TASK STATEMENT = Could you report every line from the entries that includes the word "course"?

SUPPLIED MATERIAL =
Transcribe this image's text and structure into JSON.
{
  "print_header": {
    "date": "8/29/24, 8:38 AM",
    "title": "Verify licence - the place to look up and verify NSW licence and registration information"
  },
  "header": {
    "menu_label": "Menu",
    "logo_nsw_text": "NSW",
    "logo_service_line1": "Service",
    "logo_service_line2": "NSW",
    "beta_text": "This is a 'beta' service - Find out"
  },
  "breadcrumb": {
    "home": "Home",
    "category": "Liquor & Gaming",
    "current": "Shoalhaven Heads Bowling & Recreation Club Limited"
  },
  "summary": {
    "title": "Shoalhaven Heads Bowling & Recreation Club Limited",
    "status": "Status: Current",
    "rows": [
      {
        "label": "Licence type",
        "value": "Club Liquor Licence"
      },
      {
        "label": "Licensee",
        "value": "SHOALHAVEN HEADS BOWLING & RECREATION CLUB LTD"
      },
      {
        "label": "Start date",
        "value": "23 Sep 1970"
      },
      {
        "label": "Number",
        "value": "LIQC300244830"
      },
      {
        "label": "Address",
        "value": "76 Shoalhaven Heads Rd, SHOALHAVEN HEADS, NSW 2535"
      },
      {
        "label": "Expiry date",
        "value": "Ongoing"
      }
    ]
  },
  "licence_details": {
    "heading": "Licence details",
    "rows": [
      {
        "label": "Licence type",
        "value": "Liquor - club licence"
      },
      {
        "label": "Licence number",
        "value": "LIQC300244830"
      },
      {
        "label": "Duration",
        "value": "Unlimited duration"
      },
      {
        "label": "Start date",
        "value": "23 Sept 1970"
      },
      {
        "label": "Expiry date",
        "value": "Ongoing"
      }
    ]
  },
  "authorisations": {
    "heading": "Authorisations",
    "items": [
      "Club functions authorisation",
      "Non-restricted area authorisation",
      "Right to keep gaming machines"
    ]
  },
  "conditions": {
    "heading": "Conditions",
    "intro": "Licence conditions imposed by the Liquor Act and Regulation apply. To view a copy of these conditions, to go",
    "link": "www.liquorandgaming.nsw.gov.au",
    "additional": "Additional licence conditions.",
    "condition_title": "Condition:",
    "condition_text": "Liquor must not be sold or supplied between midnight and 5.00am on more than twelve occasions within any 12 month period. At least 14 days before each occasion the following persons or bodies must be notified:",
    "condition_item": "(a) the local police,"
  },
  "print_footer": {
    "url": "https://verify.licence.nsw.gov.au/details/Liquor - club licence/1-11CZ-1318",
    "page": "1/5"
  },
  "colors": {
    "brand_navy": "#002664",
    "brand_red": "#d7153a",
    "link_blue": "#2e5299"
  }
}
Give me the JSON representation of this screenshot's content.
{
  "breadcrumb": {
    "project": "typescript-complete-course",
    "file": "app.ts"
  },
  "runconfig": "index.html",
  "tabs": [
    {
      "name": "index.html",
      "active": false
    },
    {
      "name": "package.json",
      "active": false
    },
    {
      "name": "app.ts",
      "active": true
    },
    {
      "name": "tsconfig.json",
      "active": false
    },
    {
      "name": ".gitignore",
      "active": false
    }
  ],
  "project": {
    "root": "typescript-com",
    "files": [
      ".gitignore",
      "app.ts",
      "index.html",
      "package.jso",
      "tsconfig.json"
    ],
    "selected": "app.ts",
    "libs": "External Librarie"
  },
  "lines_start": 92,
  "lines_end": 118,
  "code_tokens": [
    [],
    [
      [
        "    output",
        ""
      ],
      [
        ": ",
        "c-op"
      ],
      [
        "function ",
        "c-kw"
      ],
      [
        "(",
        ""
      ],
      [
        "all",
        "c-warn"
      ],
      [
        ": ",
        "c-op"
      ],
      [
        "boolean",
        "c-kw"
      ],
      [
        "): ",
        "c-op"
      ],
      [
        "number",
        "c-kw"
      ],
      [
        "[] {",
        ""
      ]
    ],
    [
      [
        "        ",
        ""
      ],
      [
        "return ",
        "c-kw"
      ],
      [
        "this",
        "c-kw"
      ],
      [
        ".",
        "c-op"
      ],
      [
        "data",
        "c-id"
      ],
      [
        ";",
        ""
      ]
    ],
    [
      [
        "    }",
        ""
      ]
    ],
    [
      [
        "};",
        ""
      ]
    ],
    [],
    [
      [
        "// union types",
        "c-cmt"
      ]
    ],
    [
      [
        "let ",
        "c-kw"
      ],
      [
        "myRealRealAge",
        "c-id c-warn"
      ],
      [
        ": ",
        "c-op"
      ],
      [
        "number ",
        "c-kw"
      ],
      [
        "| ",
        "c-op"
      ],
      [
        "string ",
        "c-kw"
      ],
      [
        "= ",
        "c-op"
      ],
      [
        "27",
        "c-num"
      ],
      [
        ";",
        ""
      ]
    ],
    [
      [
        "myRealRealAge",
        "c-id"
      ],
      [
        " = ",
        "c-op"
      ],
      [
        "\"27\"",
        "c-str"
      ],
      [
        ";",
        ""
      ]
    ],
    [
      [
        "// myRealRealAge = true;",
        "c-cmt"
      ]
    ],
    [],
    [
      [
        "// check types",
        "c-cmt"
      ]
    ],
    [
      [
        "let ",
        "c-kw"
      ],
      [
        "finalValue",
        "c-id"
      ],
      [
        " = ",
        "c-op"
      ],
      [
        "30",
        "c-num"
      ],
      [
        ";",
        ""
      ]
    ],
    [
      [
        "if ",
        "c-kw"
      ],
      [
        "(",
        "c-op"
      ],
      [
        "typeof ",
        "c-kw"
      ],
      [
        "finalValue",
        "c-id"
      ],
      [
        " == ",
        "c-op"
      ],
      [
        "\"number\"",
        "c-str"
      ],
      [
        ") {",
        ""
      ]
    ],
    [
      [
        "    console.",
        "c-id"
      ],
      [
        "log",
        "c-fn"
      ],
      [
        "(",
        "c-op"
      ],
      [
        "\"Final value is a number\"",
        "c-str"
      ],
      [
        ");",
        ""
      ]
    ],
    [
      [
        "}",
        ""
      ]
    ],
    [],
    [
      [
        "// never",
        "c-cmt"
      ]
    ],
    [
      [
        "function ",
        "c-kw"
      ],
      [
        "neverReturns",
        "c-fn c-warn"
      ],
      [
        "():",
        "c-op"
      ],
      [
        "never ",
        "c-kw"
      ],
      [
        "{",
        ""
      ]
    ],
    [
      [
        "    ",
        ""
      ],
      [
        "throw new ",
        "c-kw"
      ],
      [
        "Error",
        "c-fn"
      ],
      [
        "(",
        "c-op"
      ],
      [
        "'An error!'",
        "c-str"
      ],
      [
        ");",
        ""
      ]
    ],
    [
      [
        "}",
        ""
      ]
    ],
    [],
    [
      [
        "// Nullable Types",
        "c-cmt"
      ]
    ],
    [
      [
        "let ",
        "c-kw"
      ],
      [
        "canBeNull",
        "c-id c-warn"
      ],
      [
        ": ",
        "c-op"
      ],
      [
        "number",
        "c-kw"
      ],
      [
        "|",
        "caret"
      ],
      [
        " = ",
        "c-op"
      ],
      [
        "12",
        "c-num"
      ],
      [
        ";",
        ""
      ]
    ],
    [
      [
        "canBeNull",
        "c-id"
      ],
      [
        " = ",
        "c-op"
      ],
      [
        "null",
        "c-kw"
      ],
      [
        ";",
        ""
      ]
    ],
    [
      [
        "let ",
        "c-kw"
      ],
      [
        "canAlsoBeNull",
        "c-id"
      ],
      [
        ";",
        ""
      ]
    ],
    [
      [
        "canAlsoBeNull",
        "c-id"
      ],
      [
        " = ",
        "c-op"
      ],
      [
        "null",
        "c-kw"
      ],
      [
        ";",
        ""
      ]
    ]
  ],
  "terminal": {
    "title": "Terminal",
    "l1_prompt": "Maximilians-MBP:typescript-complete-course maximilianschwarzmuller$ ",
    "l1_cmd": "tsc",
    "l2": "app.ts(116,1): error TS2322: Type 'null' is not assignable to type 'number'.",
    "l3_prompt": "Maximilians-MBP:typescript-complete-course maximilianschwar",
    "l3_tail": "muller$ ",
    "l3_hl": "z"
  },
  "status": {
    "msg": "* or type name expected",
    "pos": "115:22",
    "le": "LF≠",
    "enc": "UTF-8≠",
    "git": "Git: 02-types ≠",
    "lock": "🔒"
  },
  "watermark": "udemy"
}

SOLUTION TO THE EXERCISE =
    "project": "typescript-complete-course",
    "l1_prompt": "Maximilians-MBP:typescript-complete-course maximilianschwarzmuller$ ",
    "l3_prompt": "Maximilians-MBP:typescript-complete-course maximilianschwar",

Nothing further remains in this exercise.